Hey, I’m walking the feminist walk here, bringing up the kids for my chic working woman, and I say it’s her right to wear what the hell she likes on her feet, even a £435 pair of Rupert Sanderson patent Joyce brogues, or some 300-quid Fratelli Rosetti perforated suede Derbys. Which sounds more like a line from an elegiac tribute to an Italian football hooligan’s assault on a grim east Midlands town than a shoe, but what do I know? I’m just the drooling reader, dreaming of decadent excess and the day when, like founder and chief executive of Yoox Group, Federico Marchetti, I’m interviewed by Vanessa Friedman, and I can tell her about a floating fish restaurant called Jumet that “is so secret it doesn’t have a landline, just a mobile-phone number that you need to know”.

Of course a floating restaurant doesn’t have a fucking landline, you cock.
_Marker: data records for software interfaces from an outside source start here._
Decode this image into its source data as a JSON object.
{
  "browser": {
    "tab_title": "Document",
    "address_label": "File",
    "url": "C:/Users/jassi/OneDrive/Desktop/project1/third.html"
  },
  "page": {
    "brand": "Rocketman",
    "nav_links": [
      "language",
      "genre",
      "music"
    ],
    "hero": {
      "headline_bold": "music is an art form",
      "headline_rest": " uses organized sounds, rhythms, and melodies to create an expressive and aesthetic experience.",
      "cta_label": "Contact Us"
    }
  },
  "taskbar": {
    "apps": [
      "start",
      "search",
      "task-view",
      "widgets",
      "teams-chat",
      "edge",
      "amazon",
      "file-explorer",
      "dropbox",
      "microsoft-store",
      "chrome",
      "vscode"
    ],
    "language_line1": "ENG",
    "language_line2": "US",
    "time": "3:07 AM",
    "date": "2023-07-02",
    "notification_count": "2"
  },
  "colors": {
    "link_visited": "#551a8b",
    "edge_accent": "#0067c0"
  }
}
Tsk, he may manage 23 luxury-brand online stores valued at €500 million, and he may have Jumet’s mobile number, but you can’t just go out and buy brains, eh?


AMD said...

I dread reaching the point of celebrity where I might be asked about the best gidft I have received recently. I don't think my answer – "A Garmin NavSat thingy, dunno the model, that will allow me to drive in other cities where I'm to scared of losing my way in case I land up in sime unfriendly neighourhood or, worse, unnecessary traffic jam" — would establish me as a particularly lofty high-flier.

Some great laugh-out-loud moments in your piece. Poor Azhel.

Gorilla Bananas said...

I'm not impressed by any of them, although I give them credit for not hording their money like misers. The rich people I like are the ones who buy flunkies and toadies with their money, like the Sultan of Brunei. How much would you charge to be a flunky who laughs at some rich guy's jokes? Every man has his price.

No Good Boyo said...

Arzhel, eh? The Bretons must be delighted to have their names added to the international wankers' register. Who next, the Basques?

A friend of mine at Oxford once saw poet Craig Raine's children Nina and Moses (yes, Moses) prancing around dressed as Greek zephyrs and declaiming limp verse. "They'd better be going to a Quaker school," was her rueful Scouse remark.

On balance, I'd have rather taken the toilet duckings than endure vegetarian pacifism and near Dutch-levels of smugness tolerance.

Mark Sanderson said...

I'm not familiar with this publication. Talking of unusual names, a work colleague of mine is keen to call his as yet unborn child, Zico. He's still got two months to convince his wife.

tom.ato said...

I heard of a couple recently who called their newborn daughter IKEA. They liked the name. Well, I guess there are worse. but poor kid. All those jokes about flat-packs!